Health Affairs Study Finds No Link Between Cost, Quality of Care
Quality of care is not linked to the cost of care, according to a study published last week on the Web site of the journal Health Affairs, CQ HealthBeat reports.
For the study, researchers from Dartmouth College and Harvard University analyzed the health care bills of chronically ill Medicare beneficiaries in their last two years of life who received end-of-life care from 2,172 unidentified hospitals. The patients had one of three common conditions: heart attack, pneumonia or congestive heart failure.
The study -- sponsored by the National Institute on Aging -- looked at common quality indicators at a hospital-by-hospital level instead of regional level (Norman, CQ HealthBeat, 5/22). Researchers compared the data with some of the quality measures reported on the HHS Hospital Compare Web site (Goldstein, "Health Blog," Wall Street Journal, 5/21). The study found that among the one-fifth of hospitals that spent the least, the cost of end-of-life care was $16,059 on average. In comparison, the cost of end-of-life care at the top 20% of highest-spending hospitals was $34,742 on average. The study also found no link -- or even evidence against a link -- between spending and the quality indicators.

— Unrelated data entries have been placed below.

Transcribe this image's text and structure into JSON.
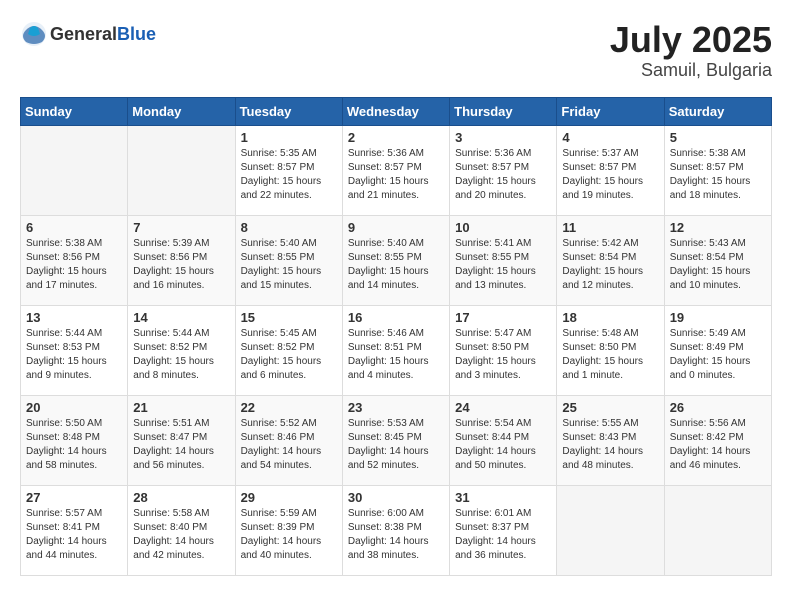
{
  "header": {
    "logo_general": "General",
    "logo_blue": "Blue",
    "month": "July 2025",
    "location": "Samuil, Bulgaria"
  },
  "weekdays": [
    "Sunday",
    "Monday",
    "Tuesday",
    "Wednesday",
    "Thursday",
    "Friday",
    "Saturday"
  ],
  "weeks": [
    [
      {
        "day": "",
        "info": ""
      },
      {
        "day": "",
        "info": ""
      },
      {
        "day": "1",
        "info": "Sunrise: 5:35 AM\nSunset: 8:57 PM\nDaylight: 15 hours\nand 22 minutes."
      },
      {
        "day": "2",
        "info": "Sunrise: 5:36 AM\nSunset: 8:57 PM\nDaylight: 15 hours\nand 21 minutes."
      },
      {
        "day": "3",
        "info": "Sunrise: 5:36 AM\nSunset: 8:57 PM\nDaylight: 15 hours\nand 20 minutes."
      },
      {
        "day": "4",
        "info": "Sunrise: 5:37 AM\nSunset: 8:57 PM\nDaylight: 15 hours\nand 19 minutes."
      },
      {
        "day": "5",
        "info": "Sunrise: 5:38 AM\nSunset: 8:57 PM\nDaylight: 15 hours\nand 18 minutes."
      }
    ],
    [
      {
        "day": "6",
        "info": "Sunrise: 5:38 AM\nSunset: 8:56 PM\nDaylight: 15 hours\nand 17 minutes."
      },
      {
        "day": "7",
        "info": "Sunrise: 5:39 AM\nSunset: 8:56 PM\nDaylight: 15 hours\nand 16 minutes."
      },
      {
        "day": "8",
        "info": "Sunrise: 5:40 AM\nSunset: 8:55 PM\nDaylight: 15 hours\nand 15 minutes."
      },
      {
        "day": "9",
        "info": "Sunrise: 5:40 AM\nSunset: 8:55 PM\nDaylight: 15 hours\nand 14 minutes."
      },
      {
        "day": "10",
        "info": "Sunrise: 5:41 AM\nSunset: 8:55 PM\nDaylight: 15 hours\nand 13 minutes."
      },
      {
        "day": "11",
        "info": "Sunrise: 5:42 AM\nSunset: 8:54 PM\nDaylight: 15 hours\nand 12 minutes."
      },
      {
        "day": "12",
        "info": "Sunrise: 5:43 AM\nSunset: 8:54 PM\nDaylight: 15 hours\nand 10 minutes."
      }
    ],
    [
      {
        "day": "13",
        "info": "Sunrise: 5:44 AM\nSunset: 8:53 PM\nDaylight: 15 hours\nand 9 minutes."
      },
      {
        "day": "14",
        "info": "Sunrise: 5:44 AM\nSunset: 8:52 PM\nDaylight: 15 hours\nand 8 minutes."
      },
      {
        "day": "15",
        "info": "Sunrise: 5:45 AM\nSunset: 8:52 PM\nDaylight: 15 hours\nand 6 minutes."
      },
      {
        "day": "16",
        "info": "Sunrise: 5:46 AM\nSunset: 8:51 PM\nDaylight: 15 hours\nand 4 minutes."
      },
      {
        "day": "17",
        "info": "Sunrise: 5:47 AM\nSunset: 8:50 PM\nDaylight: 15 hours\nand 3 minutes."
      },
      {
        "day": "18",
        "info": "Sunrise: 5:48 AM\nSunset: 8:50 PM\nDaylight: 15 hours\nand 1 minute."
      },
      {
        "day": "19",
        "info": "Sunrise: 5:49 AM\nSunset: 8:49 PM\nDaylight: 15 hours\nand 0 minutes."
      }
    ],
    [
      {
        "day": "20",
        "info": "Sunrise: 5:50 AM\nSunset: 8:48 PM\nDaylight: 14 hours\nand 58 minutes."
      },
      {
        "day": "21",
        "info": "Sunrise: 5:51 AM\nSunset: 8:47 PM\nDaylight: 14 hours\nand 56 minutes."
      },
      {
        "day": "22",
        "info": "Sunrise: 5:52 AM\nSunset: 8:46 PM\nDaylight: 14 hours\nand 54 minutes."
      },
      {
        "day": "23",
        "info": "Sunrise: 5:53 AM\nSunset: 8:45 PM\nDaylight: 14 hours\nand 52 minutes."
      },
      {
        "day": "24",
        "info": "Sunrise: 5:54 AM\nSunset: 8:44 PM\nDaylight: 14 hours\nand 50 minutes."
      },
      {
        "day": "25",
        "info": "Sunrise: 5:55 AM\nSunset: 8:43 PM\nDaylight: 14 hours\nand 48 minutes."
      },
      {
        "day": "26",
        "info": "Sunrise: 5:56 AM\nSunset: 8:42 PM\nDaylight: 14 hours\nand 46 minutes."
      }
    ],
    [
      {
        "day": "27",
        "info": "Sunrise: 5:57 AM\nSunset: 8:41 PM\nDaylight: 14 hours\nand 44 minutes."
      },
      {
        "day": "28",
        "info": "Sunrise: 5:58 AM\nSunset: 8:40 PM\nDaylight: 14 hours\nand 42 minutes."
      },
      {
        "day": "29",
        "info": "Sunrise: 5:59 AM\nSunset: 8:39 PM\nDaylight: 14 hours\nand 40 minutes."
      },
      {
        "day": "30",
        "info": "Sunrise: 6:00 AM\nSunset: 8:38 PM\nDaylight: 14 hours\nand 38 minutes."
      },
      {
        "day": "31",
        "info": "Sunrise: 6:01 AM\nSunset: 8:37 PM\nDaylight: 14 hours\nand 36 minutes."
      },
      {
        "day": "",
        "info": ""
      },
      {
        "day": "",
        "info": ""
      }
    ]
  ]
}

The researchers noted that the results might be skewed because the quality indicators they used might penalize hospitals that treat sicker patients. In addition, the study used process-of-care measures instead of patient outcomes. According to CQ HealthBeat, the findings of the study could have an effect on the debate over health care reform legislation because lawmakers and President Obama both have said that a reform plan must be able to control costs and expand access to high-quality, affordable health care (CQ HealthBeat, 5/22).
An abstract of the study is available online.